top of page
  • by Kika Espejo


"My work is about the lives of women and the perspectives of the societies that define female beauty," says Izabella in relation to the themes behind her latest exhibition. "My goal has been to open discussion through various formats, including fashion, photography and documentary film. Within these visual forms, I wonder what beauty is and how we define it. I believe that beauty should be synonymous with strength, compassion and courage.”

Izabella recently returned to New York after spending a few years in her hometown of Gothenburg, Sweden. Izabella came back to New York to work on her newest project, titled "Eternal Flame," a documentary film which addresses the realities experienced by women who have been victims of acid attacks in the Middle East and Persia.

The “Eternal Flame” film began as a photographic series titled "Without a Face" which took her to Pakistan to portray women survivors of acid attacks. With this project, Izabella began to achieve the difficult balance of combining the worlds fashion photography in the West and documentary photography in the East. This combination allowed her to merge her professional abilities as well as her artistic interests into one creative endeavor.

But the Swedish artist did not always know that she wanted to dedicate herself to photography and film. "I painted a lot as a child. My parents also painted, especially my father, who covered our homes with his work.” Says Izabella on her artistic beginnings, “At some point during my adolescence, I became interested in photography and, later, when I was twenty, I took a class and got hooked."

It was through photography that she was able to unleash her creativity. While she recognizes that she was not a good painter, she was obsessed with details in her paintings and this attention to detail was able to translate well into her photography and eventually her film. But the camera challenged and inspired her in ways painting never was able to. "As a painter I spent a lot of time alone, but with photography, I had to open up and start communicating with people in front of the camera. I liked how photography made me discover new aspects of my very introverted personality."

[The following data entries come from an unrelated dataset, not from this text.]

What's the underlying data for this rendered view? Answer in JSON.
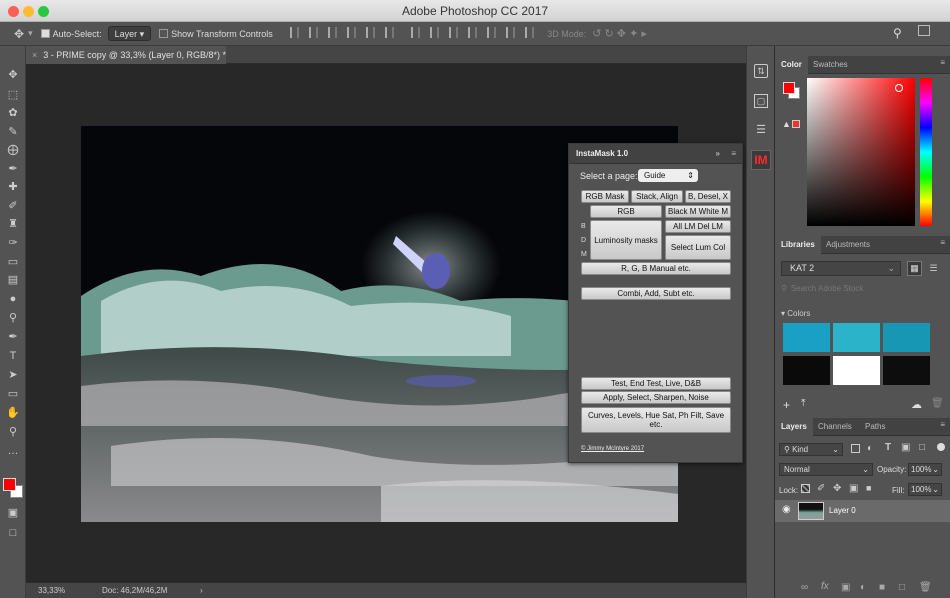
{
  "window": {
    "title": "Adobe Photoshop CC 2017"
  },
  "options": {
    "auto_select_label": "Auto-Select:",
    "auto_select_value": "Layer",
    "show_transform_label": "Show Transform Controls",
    "mode3d_label": "3D Mode:"
  },
  "document": {
    "tab_title": "3 - PRIME copy @ 33,3% (Layer 0, RGB/8*) *"
  },
  "status": {
    "zoom": "33,33%",
    "doc": "Doc: 46,2M/46,2M",
    "arrow": "›"
  },
  "instamask": {
    "title": "InstaMask 1.0",
    "select_label": "Select a page:",
    "select_value": "Guide",
    "buttons": {
      "rgb_mask": "RGB Mask",
      "stack_align": "Stack, Align",
      "b_desel": "B, Desel, X",
      "rgb": "RGB",
      "black_white": "Black M White M",
      "all_lm": "All LM Del LM",
      "luminosity": "Luminosity masks",
      "select_lum": "Select Lum Col",
      "rgb_manual": "R, G, B Manual etc.",
      "combi": "Combi, Add, Subt etc.",
      "test": "Test, End Test, Live, D&B",
      "apply": "Apply, Select, Sharpen, Noise",
      "curves": "Curves, Levels, Hue Sat, Ph Filt, Save etc."
    },
    "side_b": "B",
    "side_d": "D",
    "side_m": "M",
    "copyright": "© Jimmy McIntyre 2017"
  },
  "color_panel": {
    "tab_color": "Color",
    "tab_swatches": "Swatches",
    "fg": "#ff0000",
    "bg": "#ffffff"
  },
  "libraries": {
    "tab_libraries": "Libraries",
    "tab_adjustments": "Adjustments",
    "library_name": "KAT 2",
    "search_placeholder": "Search Adobe Stock",
    "colors_heading": "Colors",
    "swatch_colors": [
      "#1aa0c4",
      "#2ab3c9",
      "#1897b5",
      "#0a0a0a",
      "#ffffff",
      "#0d0d0d"
    ]
  },
  "layers": {
    "tab_layers": "Layers",
    "tab_channels": "Channels",
    "tab_paths": "Paths",
    "kind": "Kind",
    "blend_mode": "Normal",
    "opacity_label": "Opacity:",
    "opacity": "100%",
    "lock_label": "Lock:",
    "fill_label": "Fill:",
    "fill": "100%",
    "layer_name": "Layer 0"
  }
}
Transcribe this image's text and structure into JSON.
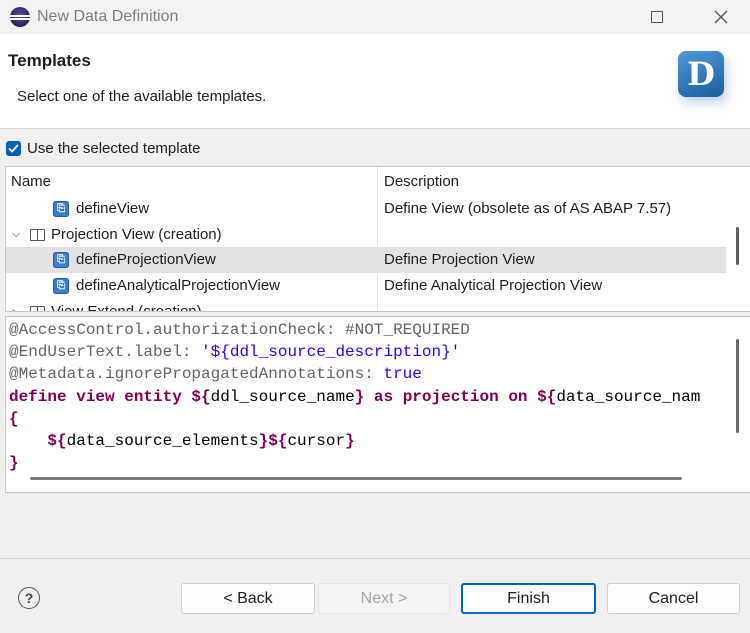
{
  "window": {
    "title": "New Data Definition"
  },
  "header": {
    "title": "Templates",
    "description": "Select one of the available templates."
  },
  "options": {
    "use_template_label": "Use the selected template",
    "use_template_checked": true
  },
  "table": {
    "columns": [
      "Name",
      "Description"
    ],
    "rows": [
      {
        "name": "defineView",
        "description": "Define View (obsolete as of AS ABAP 7.57)",
        "kind": "template",
        "selected": false
      },
      {
        "name": "Projection View (creation)",
        "description": "",
        "kind": "group",
        "expanded": true,
        "selected": false
      },
      {
        "name": "defineProjectionView",
        "description": "Define Projection View",
        "kind": "template",
        "selected": true
      },
      {
        "name": "defineAnalyticalProjectionView",
        "description": "Define Analytical Projection View",
        "kind": "template",
        "selected": false
      },
      {
        "name": "View Extend (creation)",
        "description": "",
        "kind": "group",
        "expanded": false,
        "selected": false
      }
    ]
  },
  "code": {
    "lines": [
      {
        "text": "@AccessControl.authorizationCheck: #NOT_REQUIRED"
      },
      {
        "text": "@EndUserText.label: '${ddl_source_description}'"
      },
      {
        "text": "@Metadata.ignorePropagatedAnnotations: true"
      },
      {
        "text": "define view entity ${ddl_source_name} as projection on ${data_source_nam"
      },
      {
        "text": "{"
      },
      {
        "text": "    ${data_source_elements}${cursor}"
      },
      {
        "text": "}"
      }
    ]
  },
  "buttons": {
    "back": "< Back",
    "next": "Next >",
    "finish": "Finish",
    "cancel": "Cancel",
    "help": "?"
  },
  "colors": {
    "accent": "#005fb8",
    "keyword": "#7f0055",
    "annotation": "#646464",
    "string": "#2a00ff",
    "selection": "#e2e2e2"
  },
  "icons": {
    "app": "eclipse-icon",
    "logo": "ddl-logo-icon",
    "template": "template-icon",
    "group": "book-icon"
  }
}
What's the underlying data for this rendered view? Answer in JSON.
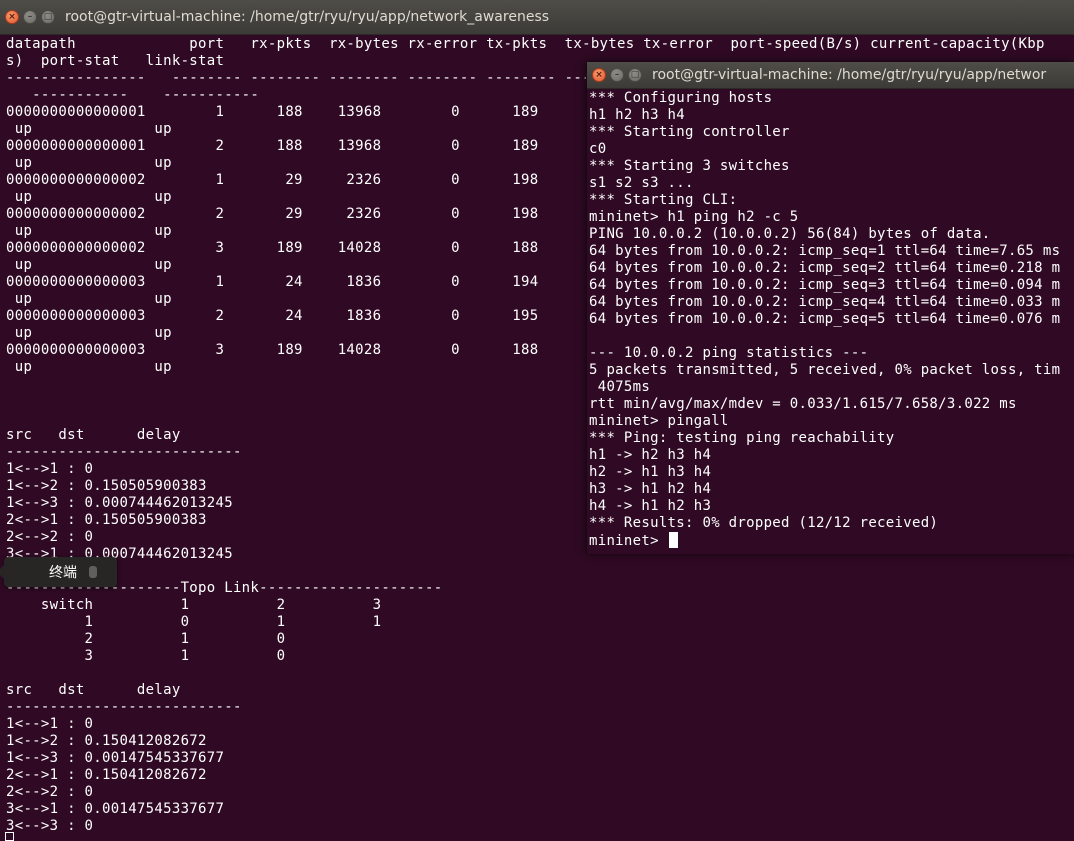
{
  "windows": {
    "back": {
      "title": "root@gtr-virtual-machine: /home/gtr/ryu/ryu/app/network_awareness",
      "lines": [
        "datapath             port   rx-pkts  rx-bytes rx-error tx-pkts  tx-bytes tx-error  port-speed(B/s) current-capacity(Kbp",
        "s)  port-stat   link-stat",
        "----------------   -------- -------- -------- -------- -------- -------- --------",
        "   -----------    -----------",
        "0000000000000001        1      188    13968        0      189",
        " up              up",
        "0000000000000001        2      188    13968        0      189",
        " up              up",
        "0000000000000002        1       29     2326        0      198",
        " up              up",
        "0000000000000002        2       29     2326        0      198",
        " up              up",
        "0000000000000002        3      189    14028        0      188",
        " up              up",
        "0000000000000003        1       24     1836        0      194",
        " up              up",
        "0000000000000003        2       24     1836        0      195",
        " up              up",
        "0000000000000003        3      189    14028        0      188",
        " up              up",
        "",
        "",
        "",
        "src   dst      delay",
        "---------------------------",
        "1<-->1 : 0",
        "1<-->2 : 0.150505900383",
        "1<-->3 : 0.000744462013245",
        "2<-->1 : 0.150505900383",
        "2<-->2 : 0",
        "3<-->1 : 0.000744462013245",
        "",
        "--------------------Topo Link---------------------",
        "    switch          1          2          3",
        "         1          0          1          1",
        "         2          1          0",
        "         3          1          0",
        "",
        "src   dst      delay",
        "---------------------------",
        "1<-->1 : 0",
        "1<-->2 : 0.150412082672",
        "1<-->3 : 0.00147545337677",
        "2<-->1 : 0.150412082672",
        "2<-->2 : 0",
        "3<-->1 : 0.00147545337677",
        "3<-->3 : 0"
      ]
    },
    "front": {
      "title": "root@gtr-virtual-machine: /home/gtr/ryu/ryu/app/networ",
      "lines": [
        "*** Configuring hosts",
        "h1 h2 h3 h4",
        "*** Starting controller",
        "c0",
        "*** Starting 3 switches",
        "s1 s2 s3 ...",
        "*** Starting CLI:",
        "mininet> h1 ping h2 -c 5",
        "PING 10.0.0.2 (10.0.0.2) 56(84) bytes of data.",
        "64 bytes from 10.0.0.2: icmp_seq=1 ttl=64 time=7.65 ms",
        "64 bytes from 10.0.0.2: icmp_seq=2 ttl=64 time=0.218 m",
        "64 bytes from 10.0.0.2: icmp_seq=3 ttl=64 time=0.094 m",
        "64 bytes from 10.0.0.2: icmp_seq=4 ttl=64 time=0.033 m",
        "64 bytes from 10.0.0.2: icmp_seq=5 ttl=64 time=0.076 m",
        "",
        "--- 10.0.0.2 ping statistics ---",
        "5 packets transmitted, 5 received, 0% packet loss, tim",
        " 4075ms",
        "rtt min/avg/max/mdev = 0.033/1.615/7.658/3.022 ms",
        "mininet> pingall",
        "*** Ping: testing ping reachability",
        "h1 -> h2 h3 h4",
        "h2 -> h1 h3 h4",
        "h3 -> h1 h2 h4",
        "h4 -> h1 h2 h3",
        "*** Results: 0% dropped (12/12 received)"
      ],
      "prompt": "mininet> "
    }
  },
  "titlebar_buttons": {
    "close": "×",
    "minimize": "–",
    "maximize": "□"
  },
  "tooltip": {
    "label": "终端"
  },
  "colors": {
    "terminal_bg": "#300a24",
    "terminal_fg": "#ffffff",
    "titlebar": "#3c3b37",
    "close_button": "#e4572e"
  }
}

Izabella tells stories that not everyone wants to hear. She tells these stories because for her there is nothing more inspiring people triumphing in their lives despite the terrible events they have gone through. "These (stories) elevate us, make us humbler, but most importantly, they teach us never to give up. Giving these women a platform and a voice through my work is a real honor."

Her advice to new generations of photographers is to try to find a balance between commercial and personal work, since the first will always serve to finance the second. Izabella goes on to advise future generations to, "take some classes during college on how to run your own business. When you graduate, find a job assisting someone you really admire. Develop a solid commercial career and continue with it while doing your personal work. And then, of course, you need some perseverance and patience. The work of your dreams awaits you, but not around the school’s corner.”



Other articles
bottom of page